The Auth0 Management APIv2 token is used to call v2 of the Auth0 Management API. This allows a specific tenant in Auth0 to call Auth0 APIv2. This APIv2 token is a JWT, and contains various scope claims, such as read:users or update:clients, and is signed with a client API key and secret for the entire tenant.

More information


Additional Reading and References

Authenticating a user

Getting User Profile info from Auth0

Getting User Profile info from other providers

Some basic user profile information from third party providers is made available in the Auth0 user profile object.

Calling the Auth0 Management APIv2

The Auth0 Management APIv2 can be called from a web application (not a Single Page Application) by embedding the application’s client id and client secret in the calls to the Auth0 Management APIv2 endpoints.

Calling the Auth0 Authentication API endpoints

The Auth0 Authentication API endpoints provide a rich set of features for authenticating users, retrieving tokens, refreshing tokens, and obtaining tokens with which to call other APIs. This API provides the /authorize, /userinfo, /tokeninfo, /delegation, and impersonation endpoints.

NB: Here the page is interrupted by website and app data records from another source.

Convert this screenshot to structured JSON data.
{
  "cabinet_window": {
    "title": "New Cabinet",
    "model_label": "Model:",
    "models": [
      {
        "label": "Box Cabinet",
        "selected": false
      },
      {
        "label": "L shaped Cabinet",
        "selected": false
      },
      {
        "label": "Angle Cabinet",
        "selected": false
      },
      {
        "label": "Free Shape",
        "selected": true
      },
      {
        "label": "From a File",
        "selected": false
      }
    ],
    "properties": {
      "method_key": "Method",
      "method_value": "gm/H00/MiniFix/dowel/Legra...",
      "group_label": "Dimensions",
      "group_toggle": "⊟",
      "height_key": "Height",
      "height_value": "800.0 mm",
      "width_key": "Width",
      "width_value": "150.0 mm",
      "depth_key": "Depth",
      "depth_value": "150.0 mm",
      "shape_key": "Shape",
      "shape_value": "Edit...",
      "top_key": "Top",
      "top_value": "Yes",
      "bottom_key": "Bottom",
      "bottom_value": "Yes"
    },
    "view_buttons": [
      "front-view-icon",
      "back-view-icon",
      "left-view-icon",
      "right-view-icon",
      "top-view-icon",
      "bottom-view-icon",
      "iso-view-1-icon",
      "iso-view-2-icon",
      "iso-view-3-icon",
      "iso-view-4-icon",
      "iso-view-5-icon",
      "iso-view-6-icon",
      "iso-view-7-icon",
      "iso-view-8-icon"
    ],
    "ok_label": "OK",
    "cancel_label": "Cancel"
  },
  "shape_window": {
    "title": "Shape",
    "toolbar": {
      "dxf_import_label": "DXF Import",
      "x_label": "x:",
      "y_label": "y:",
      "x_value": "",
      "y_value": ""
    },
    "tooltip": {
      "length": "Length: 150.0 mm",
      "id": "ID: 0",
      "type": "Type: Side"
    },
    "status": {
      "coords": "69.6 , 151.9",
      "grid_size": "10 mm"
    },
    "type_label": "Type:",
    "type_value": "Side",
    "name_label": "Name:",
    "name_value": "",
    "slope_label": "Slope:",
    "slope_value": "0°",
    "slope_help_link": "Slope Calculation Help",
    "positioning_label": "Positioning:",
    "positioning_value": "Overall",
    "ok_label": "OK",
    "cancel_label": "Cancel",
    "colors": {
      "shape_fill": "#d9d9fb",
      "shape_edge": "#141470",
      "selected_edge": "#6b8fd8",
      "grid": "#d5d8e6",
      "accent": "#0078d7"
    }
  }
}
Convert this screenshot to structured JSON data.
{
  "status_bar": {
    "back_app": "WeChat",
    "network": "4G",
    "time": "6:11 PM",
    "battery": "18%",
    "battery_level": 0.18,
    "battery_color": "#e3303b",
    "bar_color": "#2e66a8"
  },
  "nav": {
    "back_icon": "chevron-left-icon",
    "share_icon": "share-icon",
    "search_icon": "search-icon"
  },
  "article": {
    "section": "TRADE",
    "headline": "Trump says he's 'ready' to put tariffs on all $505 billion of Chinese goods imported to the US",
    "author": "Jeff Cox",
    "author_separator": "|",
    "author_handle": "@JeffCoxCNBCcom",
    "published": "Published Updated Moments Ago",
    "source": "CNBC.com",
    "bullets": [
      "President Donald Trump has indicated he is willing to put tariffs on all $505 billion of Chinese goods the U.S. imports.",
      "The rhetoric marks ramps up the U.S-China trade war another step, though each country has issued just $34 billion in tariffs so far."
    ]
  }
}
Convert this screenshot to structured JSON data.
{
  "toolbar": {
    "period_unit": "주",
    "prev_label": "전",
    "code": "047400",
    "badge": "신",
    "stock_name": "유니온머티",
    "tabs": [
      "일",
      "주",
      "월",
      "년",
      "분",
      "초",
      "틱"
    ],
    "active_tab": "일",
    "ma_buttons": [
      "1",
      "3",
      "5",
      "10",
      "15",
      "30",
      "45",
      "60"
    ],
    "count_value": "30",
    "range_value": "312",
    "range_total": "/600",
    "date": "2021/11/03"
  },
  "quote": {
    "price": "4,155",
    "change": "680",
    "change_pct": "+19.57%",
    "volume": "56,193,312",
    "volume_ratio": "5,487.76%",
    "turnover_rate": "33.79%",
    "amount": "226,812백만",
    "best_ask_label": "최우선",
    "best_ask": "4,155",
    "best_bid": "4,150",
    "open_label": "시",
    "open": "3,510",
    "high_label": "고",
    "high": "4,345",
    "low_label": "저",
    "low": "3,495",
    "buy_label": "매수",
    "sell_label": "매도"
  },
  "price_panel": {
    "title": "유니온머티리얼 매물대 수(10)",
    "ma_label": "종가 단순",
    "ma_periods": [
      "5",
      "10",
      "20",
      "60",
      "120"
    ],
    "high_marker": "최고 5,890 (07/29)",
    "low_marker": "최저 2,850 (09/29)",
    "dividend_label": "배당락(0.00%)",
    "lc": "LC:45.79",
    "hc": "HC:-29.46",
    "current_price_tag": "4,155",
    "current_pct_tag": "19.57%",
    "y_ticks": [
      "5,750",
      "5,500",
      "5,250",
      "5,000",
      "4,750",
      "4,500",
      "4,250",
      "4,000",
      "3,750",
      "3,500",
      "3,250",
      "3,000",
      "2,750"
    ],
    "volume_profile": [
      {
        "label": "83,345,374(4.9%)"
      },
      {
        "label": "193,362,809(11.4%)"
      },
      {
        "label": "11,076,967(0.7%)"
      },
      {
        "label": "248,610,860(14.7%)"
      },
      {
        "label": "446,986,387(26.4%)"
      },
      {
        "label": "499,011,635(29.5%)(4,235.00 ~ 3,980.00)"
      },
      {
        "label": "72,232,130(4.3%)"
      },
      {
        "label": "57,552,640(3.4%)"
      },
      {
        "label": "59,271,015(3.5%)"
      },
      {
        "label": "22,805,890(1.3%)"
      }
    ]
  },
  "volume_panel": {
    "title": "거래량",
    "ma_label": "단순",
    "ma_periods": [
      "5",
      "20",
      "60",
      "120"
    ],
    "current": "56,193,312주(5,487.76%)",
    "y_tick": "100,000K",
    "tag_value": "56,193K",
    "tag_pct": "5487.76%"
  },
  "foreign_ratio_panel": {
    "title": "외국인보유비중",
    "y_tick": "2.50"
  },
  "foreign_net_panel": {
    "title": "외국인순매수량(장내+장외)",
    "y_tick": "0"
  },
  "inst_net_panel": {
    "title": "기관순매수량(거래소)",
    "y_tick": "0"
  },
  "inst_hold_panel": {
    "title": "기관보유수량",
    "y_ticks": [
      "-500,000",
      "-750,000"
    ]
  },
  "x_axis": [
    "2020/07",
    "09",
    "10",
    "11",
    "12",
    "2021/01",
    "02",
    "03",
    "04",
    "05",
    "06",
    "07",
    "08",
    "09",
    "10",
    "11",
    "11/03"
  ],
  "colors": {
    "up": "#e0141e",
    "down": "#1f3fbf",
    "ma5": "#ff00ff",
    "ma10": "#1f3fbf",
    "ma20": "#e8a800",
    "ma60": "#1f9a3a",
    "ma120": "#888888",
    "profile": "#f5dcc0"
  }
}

Calling the API of the social provider through which the user authenticated

Calling an API developed by a customer

This is best done by registering the API in Auth0 and obtaining a delegation token with which to call the API.

Logout

Account Linking

Understanding the expiration of different token types